Records to process:
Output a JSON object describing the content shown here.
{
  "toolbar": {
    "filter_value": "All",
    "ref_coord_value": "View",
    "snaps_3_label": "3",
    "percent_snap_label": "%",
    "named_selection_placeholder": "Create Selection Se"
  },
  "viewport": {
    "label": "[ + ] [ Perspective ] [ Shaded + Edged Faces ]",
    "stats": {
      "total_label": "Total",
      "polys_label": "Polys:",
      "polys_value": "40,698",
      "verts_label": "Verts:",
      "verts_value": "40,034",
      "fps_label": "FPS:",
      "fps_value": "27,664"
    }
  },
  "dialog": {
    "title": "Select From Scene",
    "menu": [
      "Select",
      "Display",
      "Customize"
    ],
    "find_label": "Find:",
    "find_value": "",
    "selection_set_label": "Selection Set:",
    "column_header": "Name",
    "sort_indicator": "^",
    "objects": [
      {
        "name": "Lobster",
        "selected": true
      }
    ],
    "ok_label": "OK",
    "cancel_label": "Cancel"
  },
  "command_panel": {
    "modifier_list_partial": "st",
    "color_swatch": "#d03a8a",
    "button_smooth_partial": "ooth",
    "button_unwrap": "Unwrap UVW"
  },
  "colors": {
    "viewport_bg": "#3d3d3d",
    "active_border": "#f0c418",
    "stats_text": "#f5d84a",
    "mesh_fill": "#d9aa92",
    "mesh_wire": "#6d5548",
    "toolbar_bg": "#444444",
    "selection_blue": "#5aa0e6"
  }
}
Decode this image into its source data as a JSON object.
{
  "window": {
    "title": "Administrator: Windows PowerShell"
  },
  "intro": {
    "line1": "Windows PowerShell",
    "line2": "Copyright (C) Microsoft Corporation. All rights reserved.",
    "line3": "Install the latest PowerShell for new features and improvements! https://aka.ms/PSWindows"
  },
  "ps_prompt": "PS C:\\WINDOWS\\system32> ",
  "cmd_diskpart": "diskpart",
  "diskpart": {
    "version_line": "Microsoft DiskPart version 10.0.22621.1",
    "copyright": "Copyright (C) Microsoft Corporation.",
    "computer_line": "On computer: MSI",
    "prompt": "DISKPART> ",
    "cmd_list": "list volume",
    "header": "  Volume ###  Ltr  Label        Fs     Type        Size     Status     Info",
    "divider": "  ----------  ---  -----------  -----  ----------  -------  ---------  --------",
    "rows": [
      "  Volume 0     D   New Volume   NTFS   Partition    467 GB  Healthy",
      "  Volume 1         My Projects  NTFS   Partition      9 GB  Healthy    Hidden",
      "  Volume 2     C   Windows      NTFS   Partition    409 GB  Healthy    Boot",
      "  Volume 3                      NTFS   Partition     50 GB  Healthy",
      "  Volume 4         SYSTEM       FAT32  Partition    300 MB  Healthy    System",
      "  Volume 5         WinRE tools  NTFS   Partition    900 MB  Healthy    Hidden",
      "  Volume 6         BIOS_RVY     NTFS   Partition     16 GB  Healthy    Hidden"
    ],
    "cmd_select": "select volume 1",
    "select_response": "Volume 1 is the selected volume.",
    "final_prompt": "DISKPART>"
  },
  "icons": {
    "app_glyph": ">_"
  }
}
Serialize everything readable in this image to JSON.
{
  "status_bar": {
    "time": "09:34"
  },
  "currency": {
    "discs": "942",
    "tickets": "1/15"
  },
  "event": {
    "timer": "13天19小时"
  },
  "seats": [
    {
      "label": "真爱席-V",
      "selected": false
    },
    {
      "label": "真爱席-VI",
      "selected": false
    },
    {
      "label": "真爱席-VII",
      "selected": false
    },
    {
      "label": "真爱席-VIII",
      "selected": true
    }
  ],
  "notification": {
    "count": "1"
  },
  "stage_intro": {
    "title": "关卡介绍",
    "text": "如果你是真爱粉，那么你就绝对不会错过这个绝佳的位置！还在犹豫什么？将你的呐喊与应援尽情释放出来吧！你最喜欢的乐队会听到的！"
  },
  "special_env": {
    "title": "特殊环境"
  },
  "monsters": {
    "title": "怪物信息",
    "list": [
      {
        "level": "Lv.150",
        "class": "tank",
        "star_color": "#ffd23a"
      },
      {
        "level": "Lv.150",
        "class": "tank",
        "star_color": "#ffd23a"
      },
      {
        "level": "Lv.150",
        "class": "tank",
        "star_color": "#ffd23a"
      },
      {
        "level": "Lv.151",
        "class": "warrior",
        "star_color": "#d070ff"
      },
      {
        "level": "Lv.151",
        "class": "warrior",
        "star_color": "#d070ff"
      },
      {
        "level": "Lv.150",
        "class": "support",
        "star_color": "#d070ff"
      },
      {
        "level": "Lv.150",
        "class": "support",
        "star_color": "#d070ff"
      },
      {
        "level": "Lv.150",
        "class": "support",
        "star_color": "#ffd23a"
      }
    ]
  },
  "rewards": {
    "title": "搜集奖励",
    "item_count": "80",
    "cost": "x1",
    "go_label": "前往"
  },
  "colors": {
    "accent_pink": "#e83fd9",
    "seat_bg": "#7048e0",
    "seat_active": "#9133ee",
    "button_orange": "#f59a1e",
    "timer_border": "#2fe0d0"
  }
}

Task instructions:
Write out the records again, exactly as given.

Output:
Output a JSON object describing the content shown here.
{
  "toolbar": {
    "filter_value": "All",
    "ref_coord_value": "View",
    "snaps_3_label": "3",
    "percent_snap_label": "%",
    "named_selection_placeholder": "Create Selection Se"
  },
  "viewport": {
    "label": "[ + ] [ Perspective ] [ Shaded + Edged Faces ]",
    "stats": {
      "total_label": "Total",
      "polys_label": "Polys:",
      "polys_value": "40,698",
      "verts_label": "Verts:",
      "verts_value": "40,034",
      "fps_label": "FPS:",
      "fps_value": "27,664"
    }
  },
  "dialog": {
    "title": "Select From Scene",
    "menu": [
      "Select",
      "Display",
      "Customize"
    ],
    "find_label": "Find:",
    "find_value": "",
    "selection_set_label": "Selection Set:",
    "column_header": "Name",
    "sort_indicator": "^",
    "objects": [
      {
        "name": "Lobster",
        "selected": true
      }
    ],
    "ok_label": "OK",
    "cancel_label": "Cancel"
  },
  "command_panel": {
    "modifier_list_partial": "st",
    "color_swatch": "#d03a8a",
    "button_smooth_partial": "ooth",
    "button_unwrap": "Unwrap UVW"
  },
  "colors": {
    "viewport_bg": "#3d3d3d",
    "active_border": "#f0c418",
    "stats_text": "#f5d84a",
    "mesh_fill": "#d9aa92",
    "mesh_wire": "#6d5548",
    "toolbar_bg": "#444444",
    "selection_blue": "#5aa0e6"
  }
}
Decode this image into its source data as a JSON object.
{
  "window": {
    "title": "Administrator: Windows PowerShell"
  },
  "intro": {
    "line1": "Windows PowerShell",
    "line2": "Copyright (C) Microsoft Corporation. All rights reserved.",
    "line3": "Install the latest PowerShell for new features and improvements! https://aka.ms/PSWindows"
  },
  "ps_prompt": "PS C:\\WINDOWS\\system32> ",
  "cmd_diskpart": "diskpart",
  "diskpart": {
    "version_line": "Microsoft DiskPart version 10.0.22621.1",
    "copyright": "Copyright (C) Microsoft Corporation.",
    "computer_line": "On computer: MSI",
    "prompt": "DISKPART> ",
    "cmd_list": "list volume",
    "header": "  Volume ###  Ltr  Label        Fs     Type        Size     Status     Info",
    "divider": "  ----------  ---  -----------  -----  ----------  -------  ---------  --------",
    "rows": [
      "  Volume 0     D   New Volume   NTFS   Partition    467 GB  Healthy",
      "  Volume 1         My Projects  NTFS   Partition      9 GB  Healthy    Hidden",
      "  Volume 2     C   Windows      NTFS   Partition    409 GB  Healthy    Boot",
      "  Volume 3                      NTFS   Partition     50 GB  Healthy",
      "  Volume 4         SYSTEM       FAT32  Partition    300 MB  Healthy    System",
      "  Volume 5         WinRE tools  NTFS   Partition    900 MB  Healthy    Hidden",
      "  Volume 6         BIOS_RVY     NTFS   Partition     16 GB  Healthy    Hidden"
    ],
    "cmd_select": "select volume 1",
    "select_response": "Volume 1 is the selected volume.",
    "final_prompt": "DISKPART>"
  },
  "icons": {
    "app_glyph": ">_"
  }
}
Serialize everything readable in this image to JSON.
{
  "status_bar": {
    "time": "09:34"
  },
  "currency": {
    "discs": "942",
    "tickets": "1/15"
  },
  "event": {
    "timer": "13天19小时"
  },
  "seats": [
    {
      "label": "真爱席-V",
      "selected": false
    },
    {
      "label": "真爱席-VI",
      "selected": false
    },
    {
      "label": "真爱席-VII",
      "selected": false
    },
    {
      "label": "真爱席-VIII",
      "selected": true
    }
  ],
  "notification": {
    "count": "1"
  },
  "stage_intro": {
    "title": "关卡介绍",
    "text": "如果你是真爱粉，那么你就绝对不会错过这个绝佳的位置！还在犹豫什么？将你的呐喊与应援尽情释放出来吧！你最喜欢的乐队会听到的！"
  },
  "special_env": {
    "title": "特殊环境"
  },
  "monsters": {
    "title": "怪物信息",
    "list": [
      {
        "level": "Lv.150",
        "class": "tank",
        "star_color": "#ffd23a"
      },
      {
        "level": "Lv.150",
        "class": "tank",
        "star_color": "#ffd23a"
      },
      {
        "level": "Lv.150",
        "class": "tank",
        "star_color": "#ffd23a"
      },
      {
        "level": "Lv.151",
        "class": "warrior",
        "star_color": "#d070ff"
      },
      {
        "level": "Lv.151",
        "class": "warrior",
        "star_color": "#d070ff"
      },
      {
        "level": "Lv.150",
        "class": "support",
        "star_color": "#d070ff"
      },
      {
        "level": "Lv.150",
        "class": "support",
        "star_color": "#d070ff"
      },
      {
        "level": "Lv.150",
        "class": "support",
        "star_color": "#ffd23a"
      }
    ]
  },
  "rewards": {
    "title": "搜集奖励",
    "item_count": "80",
    "cost": "x1",
    "go_label": "前往"
  },
  "colors": {
    "accent_pink": "#e83fd9",
    "seat_bg": "#7048e0",
    "seat_active": "#9133ee",
    "button_orange": "#f59a1e",
    "timer_border": "#2fe0d0"
  }
}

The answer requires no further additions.